Iraqi Kurdistan Is Booming

(New Republic) Larry Diamond - In the foothills of Sulaimaniyah, Kurdistan, the new campus of American University of Iraq, Sulaimani (AUIS) is rising rapidly - a gleaming constellation of glass, steel, and stone over 400 acres. Seeing all the construction cranes in Erbil and Sulaimaniyah, the bustling markets and the passionate youth, one gets the sense that Iraqi Kurdistan is living through a moment of economic and political opportunity unprecedented in the modern history of the long-suffering Kurdish people (who, with some 25 to 30 million Kurds spread across four Middle Eastern states, are widely considered to be the largest stateless people in the world). Kurdistan is booming, with an estimated economic growth rate for next year predicted to be 12%. Investment is pouring in from a vast array of Turkish companies, American oil companies like Exxon, and from construction, hotel, and retail companies throughout the Arab world.
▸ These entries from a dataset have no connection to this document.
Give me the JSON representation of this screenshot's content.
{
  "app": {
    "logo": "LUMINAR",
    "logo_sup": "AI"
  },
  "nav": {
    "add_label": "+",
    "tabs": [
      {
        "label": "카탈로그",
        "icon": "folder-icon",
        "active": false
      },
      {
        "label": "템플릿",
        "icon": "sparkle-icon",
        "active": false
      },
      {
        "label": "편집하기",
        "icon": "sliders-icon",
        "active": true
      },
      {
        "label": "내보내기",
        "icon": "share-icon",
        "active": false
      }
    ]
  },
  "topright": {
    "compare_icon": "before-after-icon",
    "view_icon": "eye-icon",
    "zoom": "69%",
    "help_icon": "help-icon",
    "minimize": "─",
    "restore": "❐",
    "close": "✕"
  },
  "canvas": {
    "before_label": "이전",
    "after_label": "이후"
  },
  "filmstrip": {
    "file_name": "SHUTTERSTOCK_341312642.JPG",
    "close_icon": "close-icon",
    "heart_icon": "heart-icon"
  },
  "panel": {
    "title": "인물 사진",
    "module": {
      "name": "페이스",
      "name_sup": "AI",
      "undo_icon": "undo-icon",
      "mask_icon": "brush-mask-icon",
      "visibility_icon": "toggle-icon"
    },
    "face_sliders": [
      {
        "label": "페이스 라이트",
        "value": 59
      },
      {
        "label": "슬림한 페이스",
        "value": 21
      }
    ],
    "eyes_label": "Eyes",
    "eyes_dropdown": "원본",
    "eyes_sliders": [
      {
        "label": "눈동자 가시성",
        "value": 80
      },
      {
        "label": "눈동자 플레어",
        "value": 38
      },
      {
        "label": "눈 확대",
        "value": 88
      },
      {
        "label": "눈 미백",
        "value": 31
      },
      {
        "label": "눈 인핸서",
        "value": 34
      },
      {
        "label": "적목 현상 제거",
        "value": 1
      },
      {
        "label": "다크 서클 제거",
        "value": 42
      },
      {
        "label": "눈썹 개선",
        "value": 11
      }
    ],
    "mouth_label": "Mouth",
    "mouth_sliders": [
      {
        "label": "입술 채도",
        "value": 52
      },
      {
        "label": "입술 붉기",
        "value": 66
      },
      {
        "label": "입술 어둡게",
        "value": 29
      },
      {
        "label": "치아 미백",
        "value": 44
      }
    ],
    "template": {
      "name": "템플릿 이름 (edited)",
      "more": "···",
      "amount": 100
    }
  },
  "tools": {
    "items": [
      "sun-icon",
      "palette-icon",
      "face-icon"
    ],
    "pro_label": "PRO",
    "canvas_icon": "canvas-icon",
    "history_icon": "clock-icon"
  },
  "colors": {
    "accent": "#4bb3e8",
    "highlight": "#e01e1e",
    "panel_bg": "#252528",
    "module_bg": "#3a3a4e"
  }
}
If the claims of the Kurdistan Regional Government are correct - that it possesses 45 billion barrels of oil reserves - it would rank sixth in the world in oil wealth. Kurdistan is doing so much better than the rest of Iraq that it's perfectly logical for its citizens to wonder why they can't simply head out on their own as an independent nation - as they have long aspired to. 95% or more of Iraqi Kurds would vote for independence tomorrow if it were possible. But it's not possible. A declaration of complete independence by Iraq's Kurds would be met with a campaign of military pressure, if not outright attack, and economic strangulation from every one of Kurdistan's neighbors. The writer is a senior fellow at the Hoover Institution and the Freeman Spogli Institute for International Studies at Stanford University.

2011-12-23 00:00:00

Full Article


Visit the Daily Alert Archive